Problem to solve
Retype all of the records shown beneath this task, exactly as they stand.

Data under study
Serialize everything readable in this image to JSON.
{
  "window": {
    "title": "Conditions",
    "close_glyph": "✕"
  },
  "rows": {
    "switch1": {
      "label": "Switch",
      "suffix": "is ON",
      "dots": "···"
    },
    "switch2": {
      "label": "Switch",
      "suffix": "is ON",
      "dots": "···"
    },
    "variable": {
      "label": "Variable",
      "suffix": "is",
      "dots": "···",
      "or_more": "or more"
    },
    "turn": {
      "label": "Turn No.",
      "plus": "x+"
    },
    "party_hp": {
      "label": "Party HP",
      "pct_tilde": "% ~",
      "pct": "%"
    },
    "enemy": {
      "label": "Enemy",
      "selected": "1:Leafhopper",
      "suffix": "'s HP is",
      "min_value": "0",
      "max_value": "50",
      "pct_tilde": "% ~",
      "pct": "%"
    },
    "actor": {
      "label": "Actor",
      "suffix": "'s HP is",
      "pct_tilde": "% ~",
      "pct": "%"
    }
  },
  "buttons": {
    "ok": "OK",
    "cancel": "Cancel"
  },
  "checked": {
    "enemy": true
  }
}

Written response
Serialize everything readable in this image to JSON.
{
  "window": {
    "title": "Conditions",
    "close_glyph": "✕"
  },
  "rows": {
    "switch1": {
      "label": "Switch",
      "suffix": "is ON",
      "dots": "···"
    },
    "switch2": {
      "label": "Switch",
      "suffix": "is ON",
      "dots": "···"
    },
    "variable": {
      "label": "Variable",
      "suffix": "is",
      "dots": "···",
      "or_more": "or more"
    },
    "turn": {
      "label": "Turn No.",
      "plus": "x+"
    },
    "party_hp": {
      "label": "Party HP",
      "pct_tilde": "% ~",
      "pct": "%"
    },
    "enemy": {
      "label": "Enemy",
      "selected": "1:Leafhopper",
      "suffix": "'s HP is",
      "min_value": "0",
      "max_value": "50",
      "pct_tilde": "% ~",
      "pct": "%"
    },
    "actor": {
      "label": "Actor",
      "suffix": "'s HP is",
      "pct_tilde": "% ~",
      "pct": "%"
    }
  },
  "buttons": {
    "ok": "OK",
    "cancel": "Cancel"
  },
  "checked": {
    "enemy": true
  }
}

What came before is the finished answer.